MATERIAL TO PROCESS ::
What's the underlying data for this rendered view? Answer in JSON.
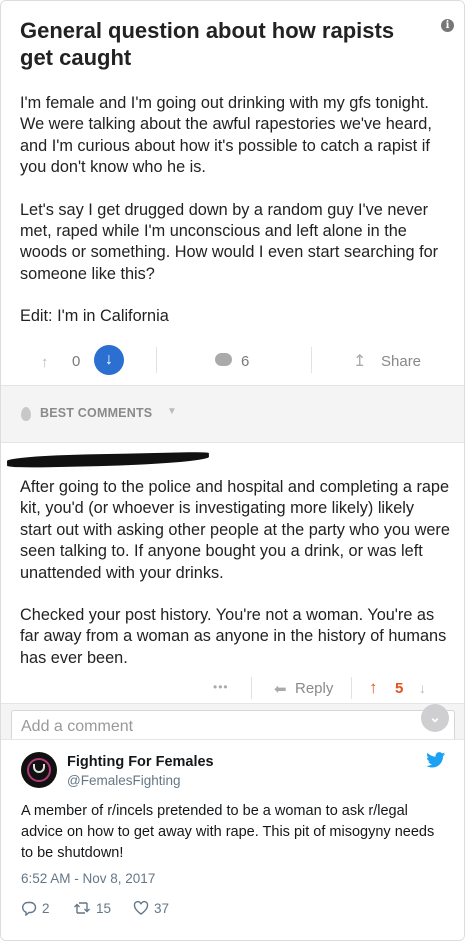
{
  "post": {
    "title": "General question about how rapists get caught",
    "info_symbol": "i",
    "paragraphs": [
      "I'm female and I'm going out drinking with my gfs tonight. We were talking about the awful rapestories we've heard, and I'm curious about how it's possible to catch a rapist if you don't know who he is.",
      "Let's say I get drugged down by a random guy I've never met, raped while I'm unconscious and left alone in the woods or something. How would I even start searching for someone like this?",
      "Edit: I'm in California"
    ],
    "vote_count": "0",
    "comment_count": "6",
    "share_label": "Share"
  },
  "best_comments": {
    "label": "BEST COMMENTS"
  },
  "comment": {
    "paragraphs": [
      "After going to the police and hospital and completing a rape kit, you'd (or whoever is investigating more likely) likely start out with asking other people at the party who you were seen talking to. If anyone bought you a drink, or was left unattended with your drinks.",
      "Checked your post history. You're not a woman. You're as far away from a woman as anyone in the history of humans has ever been."
    ],
    "more_dots": "•••",
    "reply_label": "Reply",
    "score": "5"
  },
  "add_comment": {
    "placeholder": "Add a comment"
  },
  "tweet": {
    "author": "Fighting For Females",
    "handle": "@FemalesFighting",
    "text": "A member of r/incels pretended to be a woman to ask r/legal advice on how to get away with rape. This pit of misogyny needs to be shutdown!",
    "timestamp": "6:52 AM - Nov 8, 2017",
    "replies": "2",
    "retweets": "15",
    "likes": "37"
  },
  "colors": {
    "accent_blue": "#2b6fd0",
    "upvote_orange": "#e0521f",
    "twitter_blue": "#1da1f2"
  }
}
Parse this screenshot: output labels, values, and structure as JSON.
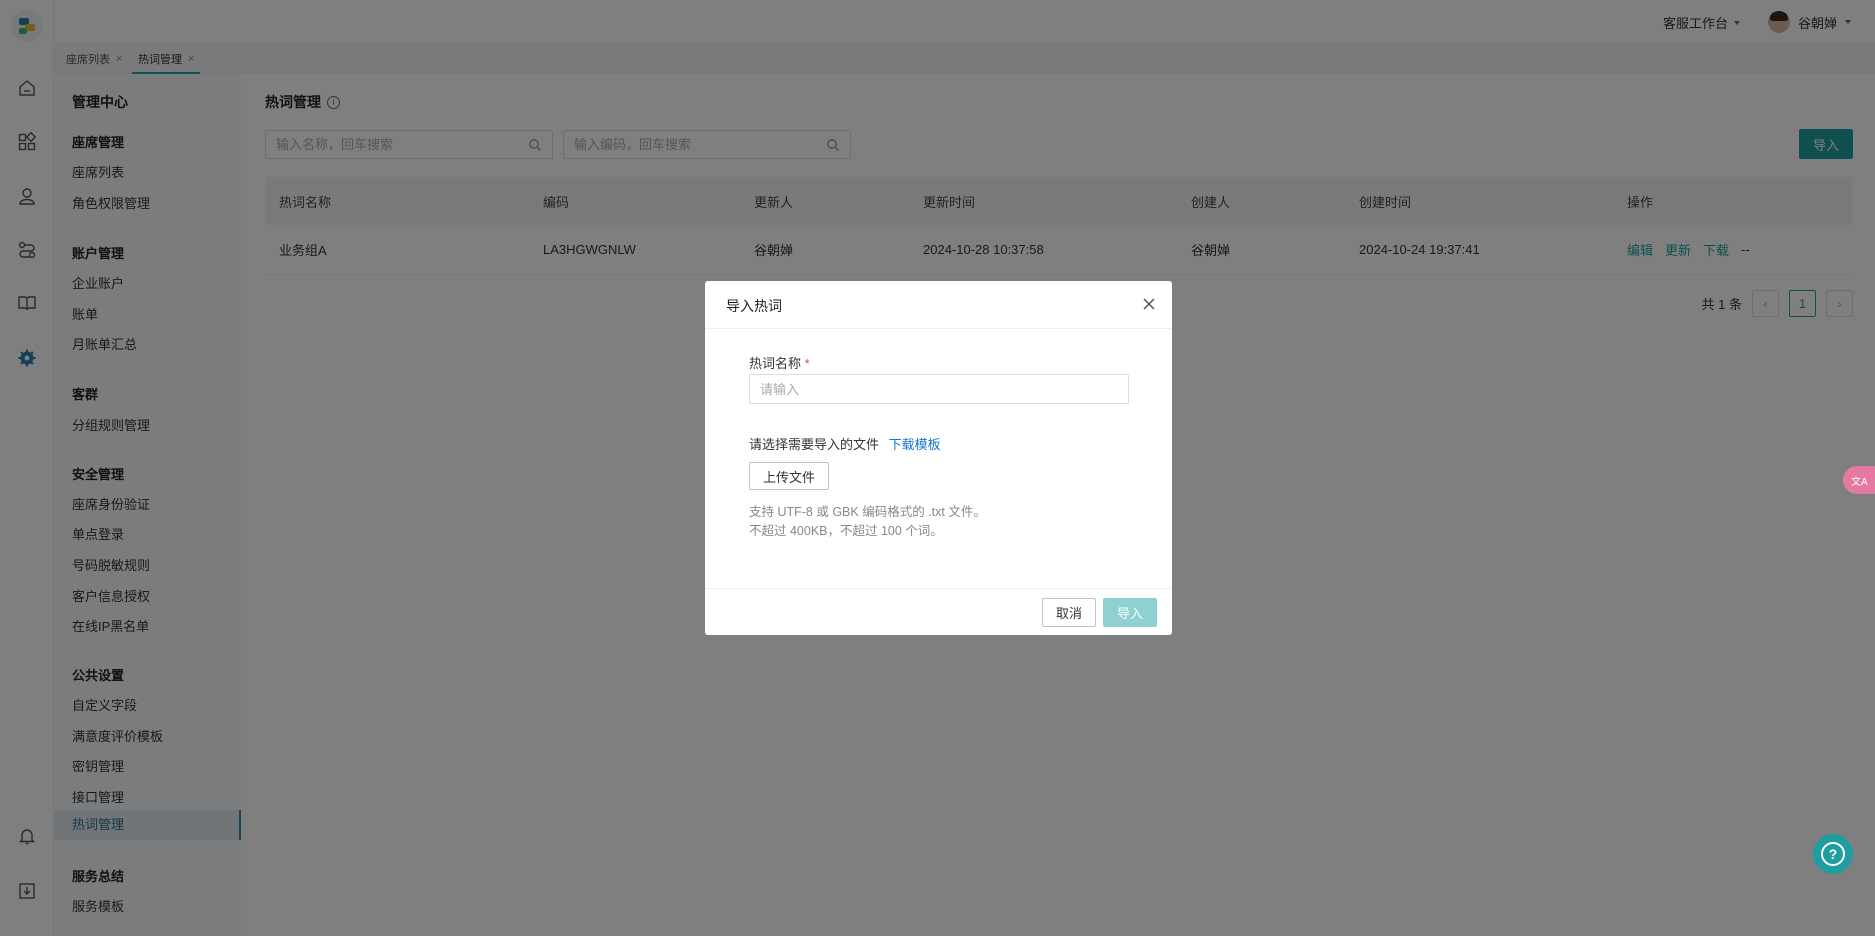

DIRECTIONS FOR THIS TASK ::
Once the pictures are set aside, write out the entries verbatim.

RESULT OF THIS TASK ::
What's the underlying data for this rendered view? Answer in JSON.
{
  "post": {
    "title": "General question about how rapists get caught",
    "info_symbol": "i",
    "paragraphs": [
      "I'm female and I'm going out drinking with my gfs tonight. We were talking about the awful rapestories we've heard, and I'm curious about how it's possible to catch a rapist if you don't know who he is.",
      "Let's say I get drugged down by a random guy I've never met, raped while I'm unconscious and left alone in the woods or something. How would I even start searching for someone like this?",
      "Edit: I'm in California"
    ],
    "vote_count": "0",
    "comment_count": "6",
    "share_label": "Share"
  },
  "best_comments": {
    "label": "BEST COMMENTS"
  },
  "comment": {
    "paragraphs": [
      "After going to the police and hospital and completing a rape kit, you'd (or whoever is investigating more likely) likely start out with asking other people at the party who you were seen talking to. If anyone bought you a drink, or was left unattended with your drinks.",
      "Checked your post history. You're not a woman. You're as far away from a woman as anyone in the history of humans has ever been."
    ],
    "more_dots": "•••",
    "reply_label": "Reply",
    "score": "5"
  },
  "add_comment": {
    "placeholder": "Add a comment"
  },
  "tweet": {
    "author": "Fighting For Females",
    "handle": "@FemalesFighting",
    "text": "A member of r/incels pretended to be a woman to ask r/legal advice on how to get away with rape. This pit of misogyny needs to be shutdown!",
    "timestamp": "6:52 AM - Nov 8, 2017",
    "replies": "2",
    "retweets": "15",
    "likes": "37"
  },
  "colors": {
    "accent_blue": "#2b6fd0",
    "upvote_orange": "#e0521f",
    "twitter_blue": "#1da1f2"
  }
}
Parse this screenshot: output labels, values, and structure as JSON.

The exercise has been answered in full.